Cane Selection and Processing- Tips For Best Results:
1) If you find a source of great cane (especially in tube form), buy as much as you can afford as quickly as you can. A difference of one month can impact cane characteristics depending on the rod's location in the field. Annual climate conditions also effect cane quality. If you can't buy a lot at once, think about buying at the same time of the year you bought your favorite batch. I try to avoid purchases at the end of the selling season (May or so). I tend to like December-February cane, though this in not absolute.
2) Consider your own climate, altitude, seasonal changes, (and of course personal preferences) when choosing a strength and diameter. Most oboists need at least two strengths of cane for their annual needs, and need at least some harder cane in their inventory. High, dry climates usually require cane with around a 10.0 diameter while players in normal altitudes and damper climates can order up to 11.0 depending on preference and the size of their gouger bed.
3) Magic Reed cane is denser/more tightly fibered cane than what is generally available today, and you may need to adjust your routines a little to get your best result.
• When you buy new cane, you should not be on auto-pilot. Sample your order to learn about its properties. Make 10-12 reeds and mark the reeds by hardness, gouge and shape. Record your results. If you have a dial micrometer, diagram your best current reed. Then, diagram a great reed you make on your new cane. Compare the results. You may be surprised. Keep notes. Act like a scientist.
• Once you have a game plan, sort, separate, and label by wall thickness, diameter, final gouge. Continue to keep track of what shapes work best. Every step gives you more and more information and you should keep all of your best cane together as your go-to stock for concerts.. You be the judge. Everyone is different. Discard any cane that has a low probability of success. Your time is valuable, and reed making is hard enough without wrestling cane that has no business in your inventory.
4) Get the feel of the cane in your pre-gouger, gouger, through your flex tests and with your knife. Get a sense of the range of attributes.
5) If you only have one gouger, get one with a variable setting if you want a very consistent thickness. There are often variation in the gouge that arise from small differences in diameter. When you do gouge, select one specific cane diameter at a time (not a diameter range). This way, you can more efficiently adjust your gouger to improve consistency. If you do not have a variable gouge, consider gouging some wet and some dry. Find happy homes for cane that has a diameter larger than your gouger bed (a good reason for an 11 mm bed).

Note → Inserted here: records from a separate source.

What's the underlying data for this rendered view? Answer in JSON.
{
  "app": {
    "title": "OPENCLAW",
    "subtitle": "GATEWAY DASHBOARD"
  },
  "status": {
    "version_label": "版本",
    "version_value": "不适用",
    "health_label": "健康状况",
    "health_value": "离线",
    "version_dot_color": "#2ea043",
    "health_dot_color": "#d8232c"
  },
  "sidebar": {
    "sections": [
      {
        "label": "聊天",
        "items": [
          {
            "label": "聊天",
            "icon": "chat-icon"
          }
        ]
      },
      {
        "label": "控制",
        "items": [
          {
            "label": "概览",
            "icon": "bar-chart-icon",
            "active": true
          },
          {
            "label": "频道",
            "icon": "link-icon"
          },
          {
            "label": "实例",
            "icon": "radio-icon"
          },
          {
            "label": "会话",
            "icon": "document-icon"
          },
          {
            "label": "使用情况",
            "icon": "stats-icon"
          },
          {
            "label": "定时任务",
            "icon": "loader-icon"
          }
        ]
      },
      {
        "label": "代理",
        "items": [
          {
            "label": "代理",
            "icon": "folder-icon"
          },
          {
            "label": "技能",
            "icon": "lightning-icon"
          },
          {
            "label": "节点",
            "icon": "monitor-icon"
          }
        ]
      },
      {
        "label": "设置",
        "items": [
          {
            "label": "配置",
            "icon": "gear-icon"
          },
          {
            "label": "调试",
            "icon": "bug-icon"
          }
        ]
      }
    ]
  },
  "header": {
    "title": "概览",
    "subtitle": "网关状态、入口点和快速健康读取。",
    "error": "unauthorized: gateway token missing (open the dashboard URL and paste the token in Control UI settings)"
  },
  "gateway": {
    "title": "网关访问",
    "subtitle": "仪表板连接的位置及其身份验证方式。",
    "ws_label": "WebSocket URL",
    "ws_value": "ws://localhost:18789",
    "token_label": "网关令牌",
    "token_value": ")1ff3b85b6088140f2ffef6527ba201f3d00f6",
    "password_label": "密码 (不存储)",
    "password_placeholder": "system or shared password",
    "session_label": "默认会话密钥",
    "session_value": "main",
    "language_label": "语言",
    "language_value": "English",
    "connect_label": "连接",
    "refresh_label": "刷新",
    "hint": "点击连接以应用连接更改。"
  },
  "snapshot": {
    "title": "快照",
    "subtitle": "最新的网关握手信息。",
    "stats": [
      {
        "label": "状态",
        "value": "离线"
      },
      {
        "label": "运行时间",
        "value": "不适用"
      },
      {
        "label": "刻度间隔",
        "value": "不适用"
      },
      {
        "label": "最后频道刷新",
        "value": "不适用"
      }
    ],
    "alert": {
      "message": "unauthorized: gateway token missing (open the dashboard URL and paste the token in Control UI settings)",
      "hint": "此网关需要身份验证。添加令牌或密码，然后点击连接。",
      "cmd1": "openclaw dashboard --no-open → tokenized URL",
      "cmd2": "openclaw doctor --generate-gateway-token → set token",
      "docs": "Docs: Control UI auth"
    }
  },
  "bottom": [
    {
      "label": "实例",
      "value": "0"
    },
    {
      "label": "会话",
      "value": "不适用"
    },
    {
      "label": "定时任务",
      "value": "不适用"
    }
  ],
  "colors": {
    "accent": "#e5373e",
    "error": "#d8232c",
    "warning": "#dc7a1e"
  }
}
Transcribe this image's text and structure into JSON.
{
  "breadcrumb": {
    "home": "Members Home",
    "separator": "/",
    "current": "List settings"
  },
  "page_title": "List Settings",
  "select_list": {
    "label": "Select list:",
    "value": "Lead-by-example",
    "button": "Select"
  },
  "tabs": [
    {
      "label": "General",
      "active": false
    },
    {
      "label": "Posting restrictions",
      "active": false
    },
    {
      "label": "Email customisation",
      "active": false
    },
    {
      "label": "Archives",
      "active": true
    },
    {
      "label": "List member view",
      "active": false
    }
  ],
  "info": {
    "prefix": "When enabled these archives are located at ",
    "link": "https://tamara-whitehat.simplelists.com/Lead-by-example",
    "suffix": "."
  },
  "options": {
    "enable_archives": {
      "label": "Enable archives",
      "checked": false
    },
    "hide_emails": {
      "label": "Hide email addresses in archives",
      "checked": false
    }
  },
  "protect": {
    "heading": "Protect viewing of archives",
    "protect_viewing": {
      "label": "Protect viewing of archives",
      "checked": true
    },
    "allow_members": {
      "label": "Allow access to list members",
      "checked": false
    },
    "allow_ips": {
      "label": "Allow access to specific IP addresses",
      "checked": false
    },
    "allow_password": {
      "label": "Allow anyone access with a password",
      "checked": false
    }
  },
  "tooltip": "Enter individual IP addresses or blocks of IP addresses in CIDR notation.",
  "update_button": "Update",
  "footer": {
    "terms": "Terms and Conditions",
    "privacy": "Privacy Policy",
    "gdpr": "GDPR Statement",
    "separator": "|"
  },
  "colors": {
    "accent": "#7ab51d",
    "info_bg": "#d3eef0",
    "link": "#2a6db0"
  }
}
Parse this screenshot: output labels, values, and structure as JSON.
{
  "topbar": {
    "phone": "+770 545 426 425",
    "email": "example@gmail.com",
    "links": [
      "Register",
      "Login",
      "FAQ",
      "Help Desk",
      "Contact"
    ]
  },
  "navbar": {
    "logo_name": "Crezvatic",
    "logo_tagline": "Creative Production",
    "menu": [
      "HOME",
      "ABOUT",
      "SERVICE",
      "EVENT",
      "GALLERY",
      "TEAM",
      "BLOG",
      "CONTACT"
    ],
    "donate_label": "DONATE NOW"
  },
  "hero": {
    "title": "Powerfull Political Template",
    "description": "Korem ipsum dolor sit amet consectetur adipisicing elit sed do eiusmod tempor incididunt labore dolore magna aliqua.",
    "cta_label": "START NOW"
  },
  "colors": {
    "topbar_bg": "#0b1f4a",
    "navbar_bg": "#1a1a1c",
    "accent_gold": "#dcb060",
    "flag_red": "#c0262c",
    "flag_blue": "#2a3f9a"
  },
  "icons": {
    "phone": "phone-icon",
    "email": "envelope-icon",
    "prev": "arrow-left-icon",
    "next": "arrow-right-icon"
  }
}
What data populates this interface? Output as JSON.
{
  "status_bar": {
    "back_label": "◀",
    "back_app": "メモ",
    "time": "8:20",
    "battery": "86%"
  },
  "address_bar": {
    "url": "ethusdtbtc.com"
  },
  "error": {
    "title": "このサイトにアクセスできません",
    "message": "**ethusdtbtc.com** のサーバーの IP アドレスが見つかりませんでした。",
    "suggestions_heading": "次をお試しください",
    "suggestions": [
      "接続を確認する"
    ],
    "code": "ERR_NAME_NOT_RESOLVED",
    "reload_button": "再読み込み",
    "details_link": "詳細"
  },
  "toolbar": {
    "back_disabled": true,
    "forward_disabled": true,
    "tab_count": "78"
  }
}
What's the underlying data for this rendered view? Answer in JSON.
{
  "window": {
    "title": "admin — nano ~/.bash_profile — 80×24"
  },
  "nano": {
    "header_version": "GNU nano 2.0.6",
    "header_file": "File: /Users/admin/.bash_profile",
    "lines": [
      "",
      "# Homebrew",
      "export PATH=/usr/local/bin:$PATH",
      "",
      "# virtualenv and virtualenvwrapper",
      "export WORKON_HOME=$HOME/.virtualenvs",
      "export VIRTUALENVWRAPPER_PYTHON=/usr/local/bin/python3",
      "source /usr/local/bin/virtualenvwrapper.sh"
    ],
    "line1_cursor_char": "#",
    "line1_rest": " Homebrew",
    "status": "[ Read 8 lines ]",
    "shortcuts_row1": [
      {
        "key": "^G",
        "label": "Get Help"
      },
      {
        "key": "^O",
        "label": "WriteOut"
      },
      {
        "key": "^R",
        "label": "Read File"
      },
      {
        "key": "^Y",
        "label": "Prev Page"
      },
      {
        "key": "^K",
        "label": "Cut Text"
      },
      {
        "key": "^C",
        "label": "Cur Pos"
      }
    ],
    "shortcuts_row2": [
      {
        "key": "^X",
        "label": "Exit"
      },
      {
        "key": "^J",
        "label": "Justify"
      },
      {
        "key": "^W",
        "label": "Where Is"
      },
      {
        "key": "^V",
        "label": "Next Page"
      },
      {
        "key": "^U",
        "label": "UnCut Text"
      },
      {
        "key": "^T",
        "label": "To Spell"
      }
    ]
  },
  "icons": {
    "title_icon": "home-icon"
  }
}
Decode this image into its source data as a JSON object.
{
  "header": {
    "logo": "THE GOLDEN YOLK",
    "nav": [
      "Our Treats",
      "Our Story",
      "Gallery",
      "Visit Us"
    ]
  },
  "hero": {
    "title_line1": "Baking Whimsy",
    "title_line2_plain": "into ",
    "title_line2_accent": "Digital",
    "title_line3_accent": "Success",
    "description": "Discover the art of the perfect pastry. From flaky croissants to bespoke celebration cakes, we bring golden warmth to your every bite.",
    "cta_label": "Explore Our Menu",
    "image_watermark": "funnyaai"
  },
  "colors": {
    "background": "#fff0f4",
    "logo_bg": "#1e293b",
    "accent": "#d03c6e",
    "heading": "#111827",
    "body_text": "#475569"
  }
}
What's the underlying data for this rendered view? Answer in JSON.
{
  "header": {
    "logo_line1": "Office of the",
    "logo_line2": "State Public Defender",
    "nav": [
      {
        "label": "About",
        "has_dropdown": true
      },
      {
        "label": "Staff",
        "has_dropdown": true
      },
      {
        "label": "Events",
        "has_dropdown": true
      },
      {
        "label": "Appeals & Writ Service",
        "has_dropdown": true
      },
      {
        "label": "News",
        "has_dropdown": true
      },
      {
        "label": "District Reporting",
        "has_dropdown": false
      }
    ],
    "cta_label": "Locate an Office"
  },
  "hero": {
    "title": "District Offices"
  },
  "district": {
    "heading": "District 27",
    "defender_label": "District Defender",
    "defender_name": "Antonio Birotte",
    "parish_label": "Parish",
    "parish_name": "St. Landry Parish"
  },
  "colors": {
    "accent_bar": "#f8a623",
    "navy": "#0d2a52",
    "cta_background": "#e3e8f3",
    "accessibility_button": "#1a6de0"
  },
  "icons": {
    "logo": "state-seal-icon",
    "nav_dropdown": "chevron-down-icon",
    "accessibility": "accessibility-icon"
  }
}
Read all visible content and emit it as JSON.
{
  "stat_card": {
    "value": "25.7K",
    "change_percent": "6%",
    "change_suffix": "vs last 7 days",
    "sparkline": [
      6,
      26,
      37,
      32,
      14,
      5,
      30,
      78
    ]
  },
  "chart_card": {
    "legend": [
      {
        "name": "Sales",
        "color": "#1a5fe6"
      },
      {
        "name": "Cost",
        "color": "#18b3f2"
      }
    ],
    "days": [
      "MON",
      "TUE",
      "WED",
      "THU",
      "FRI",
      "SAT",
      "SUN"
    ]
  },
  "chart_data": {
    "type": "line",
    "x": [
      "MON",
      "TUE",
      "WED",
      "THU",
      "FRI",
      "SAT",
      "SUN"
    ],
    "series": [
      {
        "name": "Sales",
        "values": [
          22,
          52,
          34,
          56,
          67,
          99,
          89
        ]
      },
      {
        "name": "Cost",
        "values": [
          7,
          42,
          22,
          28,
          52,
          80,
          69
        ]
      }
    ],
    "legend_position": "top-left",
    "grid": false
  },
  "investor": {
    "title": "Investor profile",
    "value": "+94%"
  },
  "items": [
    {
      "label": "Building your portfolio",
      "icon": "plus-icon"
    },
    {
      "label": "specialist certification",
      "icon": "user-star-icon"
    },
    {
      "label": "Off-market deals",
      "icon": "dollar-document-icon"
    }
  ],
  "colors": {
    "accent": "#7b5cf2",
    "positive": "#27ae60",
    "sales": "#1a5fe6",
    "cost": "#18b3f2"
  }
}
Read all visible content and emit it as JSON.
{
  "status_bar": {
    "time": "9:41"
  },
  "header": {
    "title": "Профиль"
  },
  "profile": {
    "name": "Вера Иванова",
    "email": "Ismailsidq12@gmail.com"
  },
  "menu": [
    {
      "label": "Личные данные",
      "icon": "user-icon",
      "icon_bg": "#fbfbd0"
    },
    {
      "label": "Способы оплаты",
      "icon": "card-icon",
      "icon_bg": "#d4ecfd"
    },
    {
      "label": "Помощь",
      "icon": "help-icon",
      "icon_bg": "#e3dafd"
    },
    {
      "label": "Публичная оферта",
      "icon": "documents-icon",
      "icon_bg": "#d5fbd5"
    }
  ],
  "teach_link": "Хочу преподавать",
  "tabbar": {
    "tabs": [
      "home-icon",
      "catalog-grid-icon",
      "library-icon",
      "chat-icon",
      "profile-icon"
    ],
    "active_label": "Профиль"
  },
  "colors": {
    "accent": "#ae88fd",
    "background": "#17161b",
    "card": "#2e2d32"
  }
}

6) Do not press down on the gouger. It is designed to take off ribbons of specific thicknesses. Pressing down will only compress the cane (and never evenly), leading to an inconsistent gouge across the length of the slip. Avoid gouging on your lap because it promotes pressure. If an easy touch doesn't do the job, it is probably time to sharpen your blade.
7) Have two different sized (but closely matched) shaper tips. Matching the shaper size to the diameter of the cane will help to control the size of the aperture.
8) Pre-gouged canes are fine for long-term storage. Gouged cane should probably be used within 6 months, and before major seasonal changes. Cane that is completely processed almost always has a diameter that is larger than it measured on the tube.
If you would like specific suggestions for your own situation or would like to add to my list, please feel free to contact us.